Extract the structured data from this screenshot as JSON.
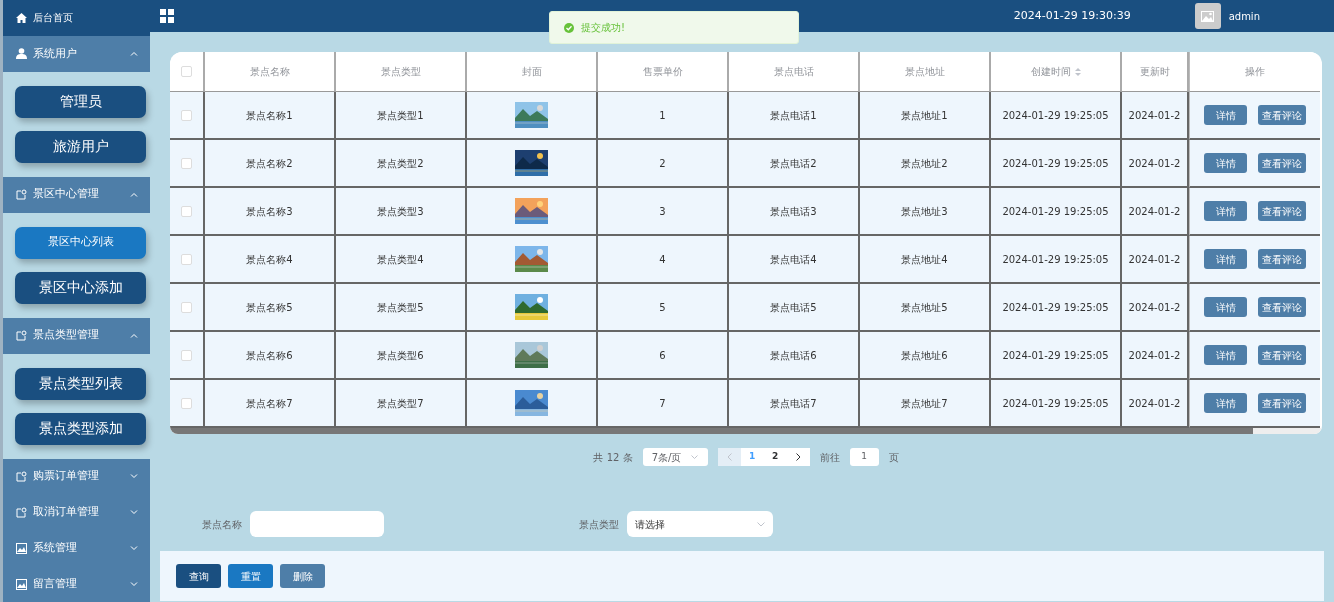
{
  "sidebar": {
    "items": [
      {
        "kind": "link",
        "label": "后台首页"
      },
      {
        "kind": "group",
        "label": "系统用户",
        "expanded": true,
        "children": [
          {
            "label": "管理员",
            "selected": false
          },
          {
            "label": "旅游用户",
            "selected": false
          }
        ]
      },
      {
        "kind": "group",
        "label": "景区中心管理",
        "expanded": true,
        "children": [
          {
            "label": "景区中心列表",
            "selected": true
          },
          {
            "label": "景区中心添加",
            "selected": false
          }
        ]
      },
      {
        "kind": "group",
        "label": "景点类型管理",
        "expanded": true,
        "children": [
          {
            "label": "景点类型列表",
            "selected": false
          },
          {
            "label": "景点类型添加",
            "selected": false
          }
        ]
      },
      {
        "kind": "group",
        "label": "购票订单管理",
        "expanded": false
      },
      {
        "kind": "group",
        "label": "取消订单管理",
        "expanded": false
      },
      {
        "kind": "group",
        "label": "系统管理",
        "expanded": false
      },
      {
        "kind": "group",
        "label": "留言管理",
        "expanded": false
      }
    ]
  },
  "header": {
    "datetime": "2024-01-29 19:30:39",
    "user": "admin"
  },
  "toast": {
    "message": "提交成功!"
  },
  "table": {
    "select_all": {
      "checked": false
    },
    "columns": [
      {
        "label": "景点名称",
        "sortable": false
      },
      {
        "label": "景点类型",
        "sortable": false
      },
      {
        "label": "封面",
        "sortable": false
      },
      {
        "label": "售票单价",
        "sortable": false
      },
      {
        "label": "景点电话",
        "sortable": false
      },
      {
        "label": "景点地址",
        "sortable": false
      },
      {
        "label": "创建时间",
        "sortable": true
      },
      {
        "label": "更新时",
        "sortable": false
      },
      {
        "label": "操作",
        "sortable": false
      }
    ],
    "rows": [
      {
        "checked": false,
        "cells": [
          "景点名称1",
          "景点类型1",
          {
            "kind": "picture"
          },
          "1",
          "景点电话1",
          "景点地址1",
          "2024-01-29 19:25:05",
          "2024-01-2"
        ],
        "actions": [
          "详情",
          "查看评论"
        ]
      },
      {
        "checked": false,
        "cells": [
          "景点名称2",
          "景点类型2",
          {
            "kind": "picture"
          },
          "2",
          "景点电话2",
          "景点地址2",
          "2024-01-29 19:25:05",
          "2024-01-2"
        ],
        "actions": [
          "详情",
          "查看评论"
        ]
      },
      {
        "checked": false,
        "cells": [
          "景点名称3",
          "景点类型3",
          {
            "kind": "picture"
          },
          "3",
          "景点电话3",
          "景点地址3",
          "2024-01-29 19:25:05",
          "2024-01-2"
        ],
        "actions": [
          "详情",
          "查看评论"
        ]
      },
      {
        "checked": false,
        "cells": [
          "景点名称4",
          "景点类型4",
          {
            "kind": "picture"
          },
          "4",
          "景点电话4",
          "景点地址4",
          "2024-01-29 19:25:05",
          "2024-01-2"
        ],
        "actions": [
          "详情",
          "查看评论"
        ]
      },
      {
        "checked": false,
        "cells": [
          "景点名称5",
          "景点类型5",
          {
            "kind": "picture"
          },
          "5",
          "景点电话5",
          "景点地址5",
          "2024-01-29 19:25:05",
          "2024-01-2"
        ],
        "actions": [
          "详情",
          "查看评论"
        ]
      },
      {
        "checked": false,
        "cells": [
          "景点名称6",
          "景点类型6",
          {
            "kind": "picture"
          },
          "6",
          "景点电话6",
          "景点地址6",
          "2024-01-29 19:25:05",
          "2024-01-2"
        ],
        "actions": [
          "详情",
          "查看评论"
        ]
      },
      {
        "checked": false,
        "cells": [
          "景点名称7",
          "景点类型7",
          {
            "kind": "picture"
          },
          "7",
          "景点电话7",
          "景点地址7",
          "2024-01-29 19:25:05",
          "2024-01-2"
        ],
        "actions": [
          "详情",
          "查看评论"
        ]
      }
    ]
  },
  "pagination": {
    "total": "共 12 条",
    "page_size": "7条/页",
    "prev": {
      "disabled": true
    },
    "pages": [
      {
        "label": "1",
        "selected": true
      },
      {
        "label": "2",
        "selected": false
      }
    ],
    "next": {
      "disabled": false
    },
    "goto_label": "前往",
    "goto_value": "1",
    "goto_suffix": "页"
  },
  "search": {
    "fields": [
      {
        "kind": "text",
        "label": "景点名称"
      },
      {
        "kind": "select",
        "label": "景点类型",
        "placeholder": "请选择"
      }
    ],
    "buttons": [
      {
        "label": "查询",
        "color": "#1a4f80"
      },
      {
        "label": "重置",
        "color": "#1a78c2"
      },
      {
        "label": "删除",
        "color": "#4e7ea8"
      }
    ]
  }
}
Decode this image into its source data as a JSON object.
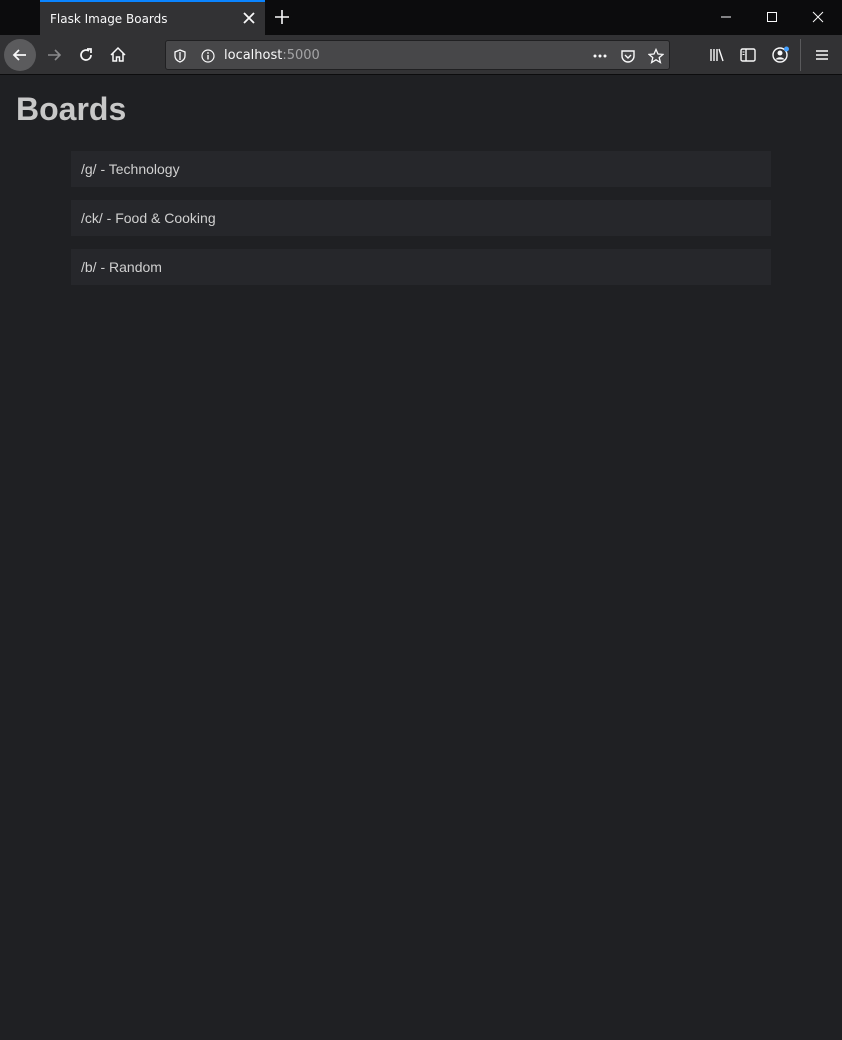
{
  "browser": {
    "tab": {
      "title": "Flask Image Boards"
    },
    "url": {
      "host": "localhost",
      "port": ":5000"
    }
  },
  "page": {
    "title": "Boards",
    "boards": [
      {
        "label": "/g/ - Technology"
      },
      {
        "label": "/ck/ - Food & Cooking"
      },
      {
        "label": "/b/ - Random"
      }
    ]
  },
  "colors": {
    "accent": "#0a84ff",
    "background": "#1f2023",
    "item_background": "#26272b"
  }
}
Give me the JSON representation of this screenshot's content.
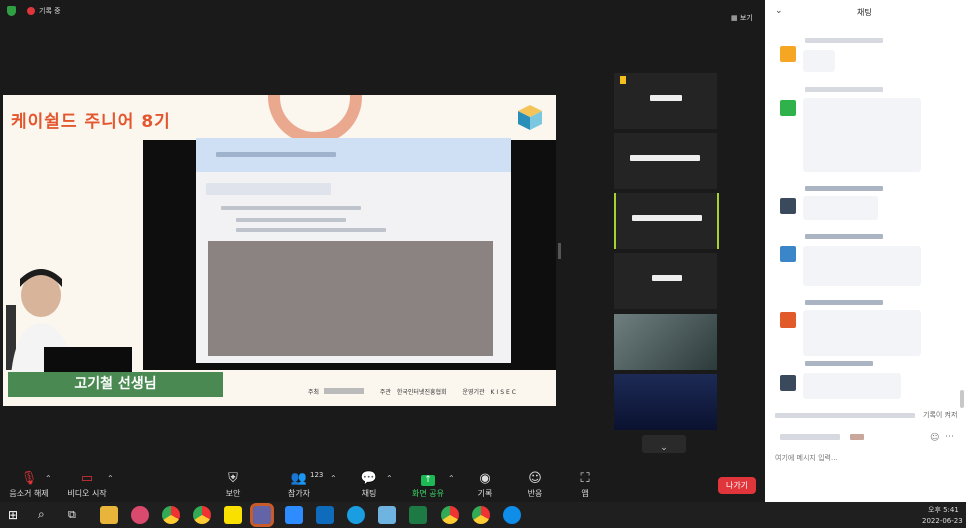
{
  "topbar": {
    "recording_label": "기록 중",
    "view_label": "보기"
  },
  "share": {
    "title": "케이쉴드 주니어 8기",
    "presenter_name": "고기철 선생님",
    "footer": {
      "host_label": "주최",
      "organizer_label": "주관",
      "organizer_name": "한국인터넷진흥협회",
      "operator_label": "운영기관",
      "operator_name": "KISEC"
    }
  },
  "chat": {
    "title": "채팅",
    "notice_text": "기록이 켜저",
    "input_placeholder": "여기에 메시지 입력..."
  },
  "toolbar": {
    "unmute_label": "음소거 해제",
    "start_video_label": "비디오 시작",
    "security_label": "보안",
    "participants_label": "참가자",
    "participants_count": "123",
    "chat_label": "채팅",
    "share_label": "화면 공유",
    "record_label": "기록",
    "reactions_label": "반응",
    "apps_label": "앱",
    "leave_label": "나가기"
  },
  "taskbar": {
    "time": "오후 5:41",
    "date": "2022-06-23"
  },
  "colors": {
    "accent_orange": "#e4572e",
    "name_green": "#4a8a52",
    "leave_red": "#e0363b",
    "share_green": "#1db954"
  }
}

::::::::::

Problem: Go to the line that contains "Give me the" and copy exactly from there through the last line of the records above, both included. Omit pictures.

Written solution:
Give me the JSON representation of this screenshot's content.
{
  "topbar": {
    "recording_label": "기록 중",
    "view_label": "보기"
  },
  "share": {
    "title": "케이쉴드 주니어 8기",
    "presenter_name": "고기철 선생님",
    "footer": {
      "host_label": "주최",
      "organizer_label": "주관",
      "organizer_name": "한국인터넷진흥협회",
      "operator_label": "운영기관",
      "operator_name": "KISEC"
    }
  },
  "chat": {
    "title": "채팅",
    "notice_text": "기록이 켜저",
    "input_placeholder": "여기에 메시지 입력..."
  },
  "toolbar": {
    "unmute_label": "음소거 해제",
    "start_video_label": "비디오 시작",
    "security_label": "보안",
    "participants_label": "참가자",
    "participants_count": "123",
    "chat_label": "채팅",
    "share_label": "화면 공유",
    "record_label": "기록",
    "reactions_label": "반응",
    "apps_label": "앱",
    "leave_label": "나가기"
  },
  "taskbar": {
    "time": "오후 5:41",
    "date": "2022-06-23"
  },
  "colors": {
    "accent_orange": "#e4572e",
    "name_green": "#4a8a52",
    "leave_red": "#e0363b",
    "share_green": "#1db954"
  }
}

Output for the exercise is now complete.